━━━━━ PROVIDED RECORDS ━━━━━

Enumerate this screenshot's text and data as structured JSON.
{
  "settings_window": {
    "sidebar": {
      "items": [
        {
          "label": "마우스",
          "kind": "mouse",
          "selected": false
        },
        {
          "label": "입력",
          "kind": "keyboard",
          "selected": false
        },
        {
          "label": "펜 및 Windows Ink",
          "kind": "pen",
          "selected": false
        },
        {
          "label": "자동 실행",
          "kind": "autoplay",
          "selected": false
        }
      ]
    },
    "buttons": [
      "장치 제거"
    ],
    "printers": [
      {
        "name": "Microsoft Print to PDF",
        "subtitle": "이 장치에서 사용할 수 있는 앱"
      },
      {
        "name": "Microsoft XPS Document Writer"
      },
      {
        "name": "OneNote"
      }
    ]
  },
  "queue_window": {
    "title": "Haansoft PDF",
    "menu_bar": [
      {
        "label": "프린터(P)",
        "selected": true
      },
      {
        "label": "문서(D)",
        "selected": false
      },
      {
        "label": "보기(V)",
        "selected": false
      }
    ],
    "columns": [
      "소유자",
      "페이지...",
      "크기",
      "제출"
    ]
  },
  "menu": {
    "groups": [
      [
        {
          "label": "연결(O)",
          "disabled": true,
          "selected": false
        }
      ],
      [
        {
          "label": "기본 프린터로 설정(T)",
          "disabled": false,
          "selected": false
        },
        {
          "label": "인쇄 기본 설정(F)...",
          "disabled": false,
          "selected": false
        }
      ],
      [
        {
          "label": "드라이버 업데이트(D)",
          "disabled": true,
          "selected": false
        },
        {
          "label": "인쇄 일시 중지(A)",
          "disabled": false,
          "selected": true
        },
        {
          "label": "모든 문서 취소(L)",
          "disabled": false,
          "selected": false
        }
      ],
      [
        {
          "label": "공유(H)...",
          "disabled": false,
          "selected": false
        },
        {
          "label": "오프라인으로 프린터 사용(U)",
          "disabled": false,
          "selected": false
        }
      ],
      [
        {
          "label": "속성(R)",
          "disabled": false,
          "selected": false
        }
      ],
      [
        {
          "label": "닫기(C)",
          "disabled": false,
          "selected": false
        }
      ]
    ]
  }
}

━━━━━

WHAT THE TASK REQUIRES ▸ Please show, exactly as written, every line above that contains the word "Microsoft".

ANSWER TO THE PROBLEM ▸
        "name": "Microsoft Print to PDF",
        "name": "Microsoft XPS Document Writer"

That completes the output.